The other members continued the "Combination" until 1877, when the Bachelder patent, which had been extended twice, finally expired. By that time the fundamental features of the sewing machine were no longer controlled by anyone. Open competition by the smaller manufacturers was possible and a slight reduction in price followed. Many new companies came into being, some destined to be very short-lived.

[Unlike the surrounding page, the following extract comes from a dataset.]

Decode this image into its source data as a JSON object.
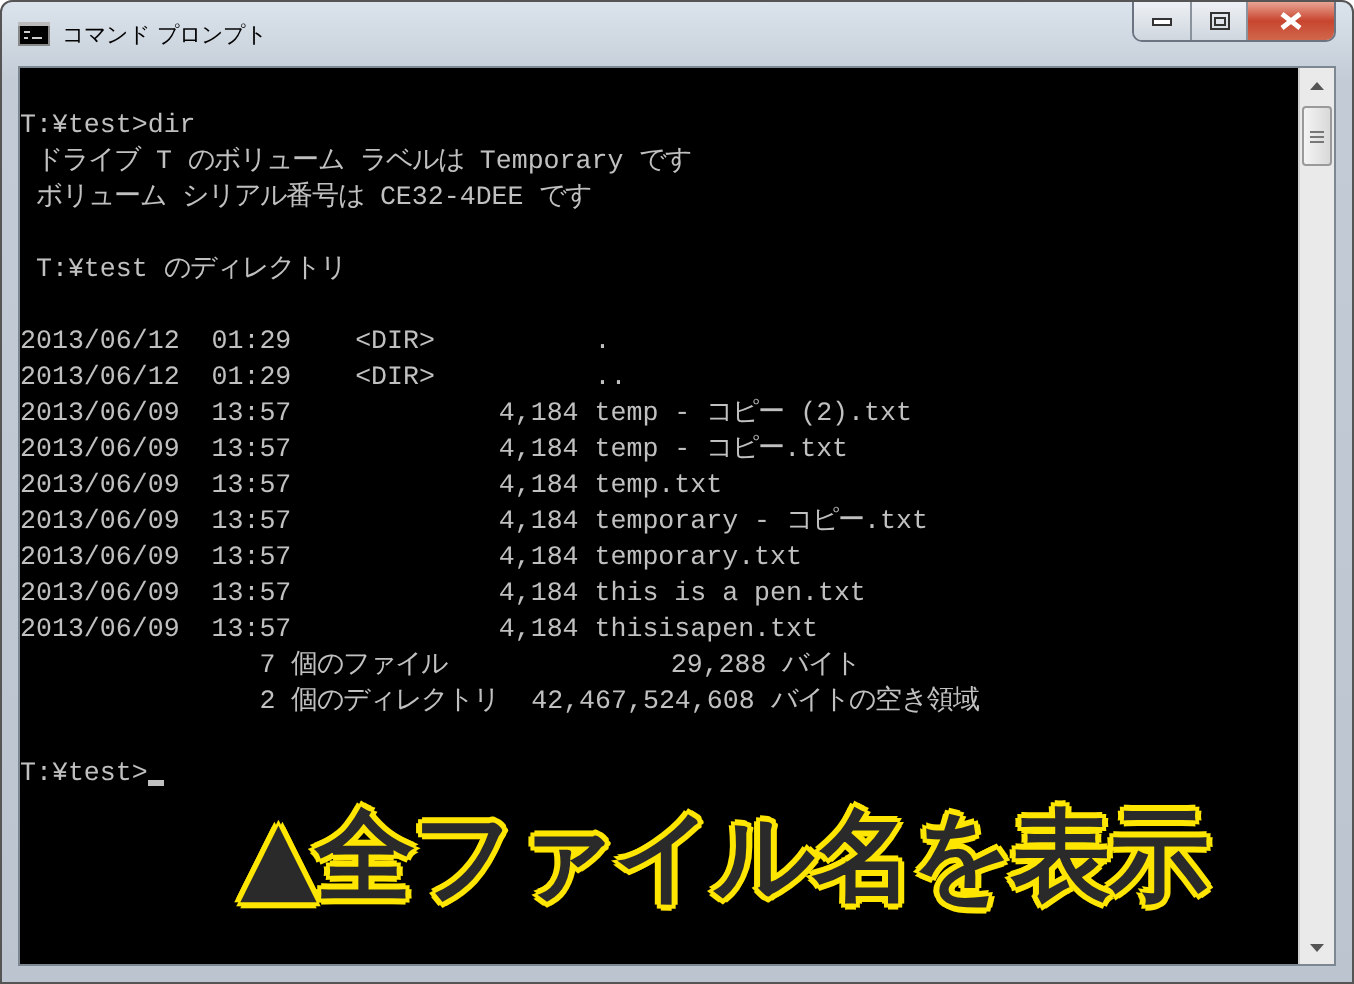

From the beginning to the end of the "Combination" there was an army of independents, including infringers and imitators, who kept up a constant complaint against it, maintaining that its existence tended to retard the improvement of the sewing machine and that the public suffered thereby.

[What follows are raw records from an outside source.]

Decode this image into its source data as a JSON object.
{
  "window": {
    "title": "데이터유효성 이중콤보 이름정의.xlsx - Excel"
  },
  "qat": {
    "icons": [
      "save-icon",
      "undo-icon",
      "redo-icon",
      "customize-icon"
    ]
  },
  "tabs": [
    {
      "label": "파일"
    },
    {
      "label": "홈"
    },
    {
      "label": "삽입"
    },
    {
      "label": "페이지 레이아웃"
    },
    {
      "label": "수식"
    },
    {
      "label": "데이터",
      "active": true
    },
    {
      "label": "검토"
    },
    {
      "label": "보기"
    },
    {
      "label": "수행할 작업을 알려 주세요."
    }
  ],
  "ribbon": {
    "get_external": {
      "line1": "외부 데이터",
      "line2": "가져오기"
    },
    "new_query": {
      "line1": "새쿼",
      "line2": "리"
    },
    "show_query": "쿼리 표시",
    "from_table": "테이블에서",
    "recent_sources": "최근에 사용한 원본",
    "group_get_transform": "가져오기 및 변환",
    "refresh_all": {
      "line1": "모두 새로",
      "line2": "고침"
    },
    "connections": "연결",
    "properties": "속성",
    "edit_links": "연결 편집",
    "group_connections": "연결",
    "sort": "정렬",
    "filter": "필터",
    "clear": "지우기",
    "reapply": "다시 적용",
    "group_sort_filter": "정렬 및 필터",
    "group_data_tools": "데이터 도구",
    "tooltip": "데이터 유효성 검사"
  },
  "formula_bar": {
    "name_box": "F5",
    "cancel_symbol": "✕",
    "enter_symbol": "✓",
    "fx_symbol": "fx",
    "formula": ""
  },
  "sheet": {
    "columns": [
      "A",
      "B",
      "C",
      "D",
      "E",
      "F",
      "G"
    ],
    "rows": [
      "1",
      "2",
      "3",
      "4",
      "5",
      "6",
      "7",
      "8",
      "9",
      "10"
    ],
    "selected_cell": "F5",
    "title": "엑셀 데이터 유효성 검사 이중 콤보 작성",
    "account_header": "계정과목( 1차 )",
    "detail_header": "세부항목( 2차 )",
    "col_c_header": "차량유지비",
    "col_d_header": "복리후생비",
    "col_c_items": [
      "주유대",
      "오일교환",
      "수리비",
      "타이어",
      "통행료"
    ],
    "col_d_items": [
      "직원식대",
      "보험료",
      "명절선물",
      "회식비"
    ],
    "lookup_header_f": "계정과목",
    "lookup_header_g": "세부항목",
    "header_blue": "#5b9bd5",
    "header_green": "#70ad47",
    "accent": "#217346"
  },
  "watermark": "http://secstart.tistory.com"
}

In the period immediately following the termination of the "Combination", however, only a few improvements of any importance were made and most of these were by the member companies.


Number  Issue Date           Inventor                      Innovation


4,750       Sept. 10, 1846              E. Howe, Jr.               Eye-pointed needle and lock-stitch.

6,099       Feb .    6, 1849         C. Morey & J. Johnson                  Barbed needle.                                                              (re-issued to Singer and Clark)               

6,439       May     8, 1849             J. Bachelder                    Continuous feeding device,                                                              (owned by Singer)              horizontal table.

7,659        Sept. 24, 1850             J. Bachelder                    Vibrating loop chain-stitch.                                                              (owned by Singer)            

7,776       Nov.   12, 1850              A. B. Wilson               Lock-stitch using vibratory shuttle.

8,294       Aug.   12, 1851              I. M. Singer                 Feed-wheel, thread controller.

12,116     Dec.   19, 1854              A. B. Wilson                     Four-motion feed.

12,233     Jan.   16, 1855                  Conant                  Rotary cloth-feeder, two needle                                                                                                              chain-stitch.

16,030    Nov.    4, 1856                I. M. Singer              Rotary lock-stitch improvements.


[64] These included the American Magnetic Sewing Machine Co.; A.
Bartholf; Nichols and Bliss; J. A. Lerow; Woolridge, Keene, and Moore;
and A. B. Howe. _New York Daily Tribune_, Sept. 3, 1853.

[65] "Who Invented the Sewing-Machine," unsigned article in _The
Galaxy_, vol. 4, August 31, 1867, pp. 471-481.

[66] Singer has sometimes been credited as the inventor of the various
improvements covered by the patents that the Singer company purchased
and later contributed to the efforts of the Combination.



Produced by Chris Curnow, Joseph Cooper, Louise Pattison

As reproduction of various newspaper's articles and/or various historical sources and/or historical artifacts, this works may contain errors of spelling and/or missing words and/or missing pages and/or poor pictures, etc.